- Description of the task:
For this task, retype the records below exactly.

+++ Dataset content +++

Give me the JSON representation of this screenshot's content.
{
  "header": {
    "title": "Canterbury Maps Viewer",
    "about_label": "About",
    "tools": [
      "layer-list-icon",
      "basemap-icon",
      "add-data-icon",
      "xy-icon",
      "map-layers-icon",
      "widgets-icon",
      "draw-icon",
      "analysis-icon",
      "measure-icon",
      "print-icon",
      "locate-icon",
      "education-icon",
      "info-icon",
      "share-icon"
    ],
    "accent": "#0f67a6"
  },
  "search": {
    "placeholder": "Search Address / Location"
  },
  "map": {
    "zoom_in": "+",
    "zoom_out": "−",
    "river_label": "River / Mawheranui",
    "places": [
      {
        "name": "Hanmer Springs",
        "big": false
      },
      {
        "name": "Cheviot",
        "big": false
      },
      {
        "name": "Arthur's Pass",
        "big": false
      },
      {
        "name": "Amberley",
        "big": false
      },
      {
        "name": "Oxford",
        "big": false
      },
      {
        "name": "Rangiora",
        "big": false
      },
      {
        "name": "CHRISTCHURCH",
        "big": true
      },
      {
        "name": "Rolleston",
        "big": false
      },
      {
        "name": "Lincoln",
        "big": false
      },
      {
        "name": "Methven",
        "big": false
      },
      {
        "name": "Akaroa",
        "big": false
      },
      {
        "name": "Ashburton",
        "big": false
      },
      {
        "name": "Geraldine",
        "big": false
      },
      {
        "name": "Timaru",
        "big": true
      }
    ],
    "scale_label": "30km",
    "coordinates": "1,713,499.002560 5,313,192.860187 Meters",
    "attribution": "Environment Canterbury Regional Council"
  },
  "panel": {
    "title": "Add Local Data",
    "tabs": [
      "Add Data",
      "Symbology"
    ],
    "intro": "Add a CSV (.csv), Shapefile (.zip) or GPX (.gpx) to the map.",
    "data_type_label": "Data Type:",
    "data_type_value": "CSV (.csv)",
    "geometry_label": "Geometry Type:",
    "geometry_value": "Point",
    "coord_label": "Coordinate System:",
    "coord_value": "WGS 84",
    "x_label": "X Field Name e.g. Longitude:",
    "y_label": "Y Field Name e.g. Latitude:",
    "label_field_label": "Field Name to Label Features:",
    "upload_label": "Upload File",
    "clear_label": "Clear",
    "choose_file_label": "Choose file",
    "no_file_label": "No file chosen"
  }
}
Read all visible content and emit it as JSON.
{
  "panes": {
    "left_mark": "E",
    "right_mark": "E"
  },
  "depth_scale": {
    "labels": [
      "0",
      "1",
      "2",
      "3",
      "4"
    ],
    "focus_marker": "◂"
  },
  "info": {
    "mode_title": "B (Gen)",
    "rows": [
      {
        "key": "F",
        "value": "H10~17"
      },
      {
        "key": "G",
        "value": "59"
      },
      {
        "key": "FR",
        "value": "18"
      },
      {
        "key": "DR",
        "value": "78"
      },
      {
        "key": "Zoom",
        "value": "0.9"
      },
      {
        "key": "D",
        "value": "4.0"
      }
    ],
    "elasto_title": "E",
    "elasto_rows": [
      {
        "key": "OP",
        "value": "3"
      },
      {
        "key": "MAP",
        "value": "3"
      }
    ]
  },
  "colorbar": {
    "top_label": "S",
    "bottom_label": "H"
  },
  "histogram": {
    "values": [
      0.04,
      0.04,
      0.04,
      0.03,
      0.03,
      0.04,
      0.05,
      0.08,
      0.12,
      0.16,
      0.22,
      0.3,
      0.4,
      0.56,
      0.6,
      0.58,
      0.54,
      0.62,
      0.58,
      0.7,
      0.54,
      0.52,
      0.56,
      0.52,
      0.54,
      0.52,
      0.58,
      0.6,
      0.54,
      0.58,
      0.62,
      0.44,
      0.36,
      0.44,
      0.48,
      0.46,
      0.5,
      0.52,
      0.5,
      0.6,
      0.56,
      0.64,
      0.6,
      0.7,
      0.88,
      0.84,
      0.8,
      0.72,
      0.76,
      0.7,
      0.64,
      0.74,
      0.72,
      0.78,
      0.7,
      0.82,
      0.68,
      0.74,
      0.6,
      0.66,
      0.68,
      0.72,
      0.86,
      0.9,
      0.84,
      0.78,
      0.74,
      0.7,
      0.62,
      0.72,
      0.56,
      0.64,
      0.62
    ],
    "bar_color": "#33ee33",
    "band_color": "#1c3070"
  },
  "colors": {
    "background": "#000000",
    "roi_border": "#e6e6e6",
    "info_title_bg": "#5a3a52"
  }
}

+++

- Response to this task:
Give me the JSON representation of this screenshot's content.
{
  "header": {
    "title": "Canterbury Maps Viewer",
    "about_label": "About",
    "tools": [
      "layer-list-icon",
      "basemap-icon",
      "add-data-icon",
      "xy-icon",
      "map-layers-icon",
      "widgets-icon",
      "draw-icon",
      "analysis-icon",
      "measure-icon",
      "print-icon",
      "locate-icon",
      "education-icon",
      "info-icon",
      "share-icon"
    ],
    "accent": "#0f67a6"
  },
  "search": {
    "placeholder": "Search Address / Location"
  },
  "map": {
    "zoom_in": "+",
    "zoom_out": "−",
    "river_label": "River / Mawheranui",
    "places": [
      {
        "name": "Hanmer Springs",
        "big": false
      },
      {
        "name": "Cheviot",
        "big": false
      },
      {
        "name": "Arthur's Pass",
        "big": false
      },
      {
        "name": "Amberley",
        "big": false
      },
      {
        "name": "Oxford",
        "big": false
      },
      {
        "name": "Rangiora",
        "big": false
      },
      {
        "name": "CHRISTCHURCH",
        "big": true
      },
      {
        "name": "Rolleston",
        "big": false
      },
      {
        "name": "Lincoln",
        "big": false
      },
      {
        "name": "Methven",
        "big": false
      },
      {
        "name": "Akaroa",
        "big": false
      },
      {
        "name": "Ashburton",
        "big": false
      },
      {
        "name": "Geraldine",
        "big": false
      },
      {
        "name": "Timaru",
        "big": true
      }
    ],
    "scale_label": "30km",
    "coordinates": "1,713,499.002560 5,313,192.860187 Meters",
    "attribution": "Environment Canterbury Regional Council"
  },
  "panel": {
    "title": "Add Local Data",
    "tabs": [
      "Add Data",
      "Symbology"
    ],
    "intro": "Add a CSV (.csv), Shapefile (.zip) or GPX (.gpx) to the map.",
    "data_type_label": "Data Type:",
    "data_type_value": "CSV (.csv)",
    "geometry_label": "Geometry Type:",
    "geometry_value": "Point",
    "coord_label": "Coordinate System:",
    "coord_value": "WGS 84",
    "x_label": "X Field Name e.g. Longitude:",
    "y_label": "Y Field Name e.g. Latitude:",
    "label_field_label": "Field Name to Label Features:",
    "upload_label": "Upload File",
    "clear_label": "Clear",
    "choose_file_label": "Choose file",
    "no_file_label": "No file chosen"
  }
}
Read all visible content and emit it as JSON.
{
  "panes": {
    "left_mark": "E",
    "right_mark": "E"
  },
  "depth_scale": {
    "labels": [
      "0",
      "1",
      "2",
      "3",
      "4"
    ],
    "focus_marker": "◂"
  },
  "info": {
    "mode_title": "B (Gen)",
    "rows": [
      {
        "key": "F",
        "value": "H10~17"
      },
      {
        "key": "G",
        "value": "59"
      },
      {
        "key": "FR",
        "value": "18"
      },
      {
        "key": "DR",
        "value": "78"
      },
      {
        "key": "Zoom",
        "value": "0.9"
      },
      {
        "key": "D",
        "value": "4.0"
      }
    ],
    "elasto_title": "E",
    "elasto_rows": [
      {
        "key": "OP",
        "value": "3"
      },
      {
        "key": "MAP",
        "value": "3"
      }
    ]
  },
  "colorbar": {
    "top_label": "S",
    "bottom_label": "H"
  },
  "histogram": {
    "values": [
      0.04,
      0.04,
      0.04,
      0.03,
      0.03,
      0.04,
      0.05,
      0.08,
      0.12,
      0.16,
      0.22,
      0.3,
      0.4,
      0.56,
      0.6,
      0.58,
      0.54,
      0.62,
      0.58,
      0.7,
      0.54,
      0.52,
      0.56,
      0.52,
      0.54,
      0.52,
      0.58,
      0.6,
      0.54,
      0.58,
      0.62,
      0.44,
      0.36,
      0.44,
      0.48,
      0.46,
      0.5,
      0.52,
      0.5,
      0.6,
      0.56,
      0.64,
      0.6,
      0.7,
      0.88,
      0.84,
      0.8,
      0.72,
      0.76,
      0.7,
      0.64,
      0.74,
      0.72,
      0.78,
      0.7,
      0.82,
      0.68,
      0.74,
      0.6,
      0.66,
      0.68,
      0.72,
      0.86,
      0.9,
      0.84,
      0.78,
      0.74,
      0.7,
      0.62,
      0.72,
      0.56,
      0.64,
      0.62
    ],
    "bar_color": "#33ee33",
    "band_color": "#1c3070"
  },
  "colors": {
    "background": "#000000",
    "roi_border": "#e6e6e6",
    "info_title_bg": "#5a3a52"
  }
}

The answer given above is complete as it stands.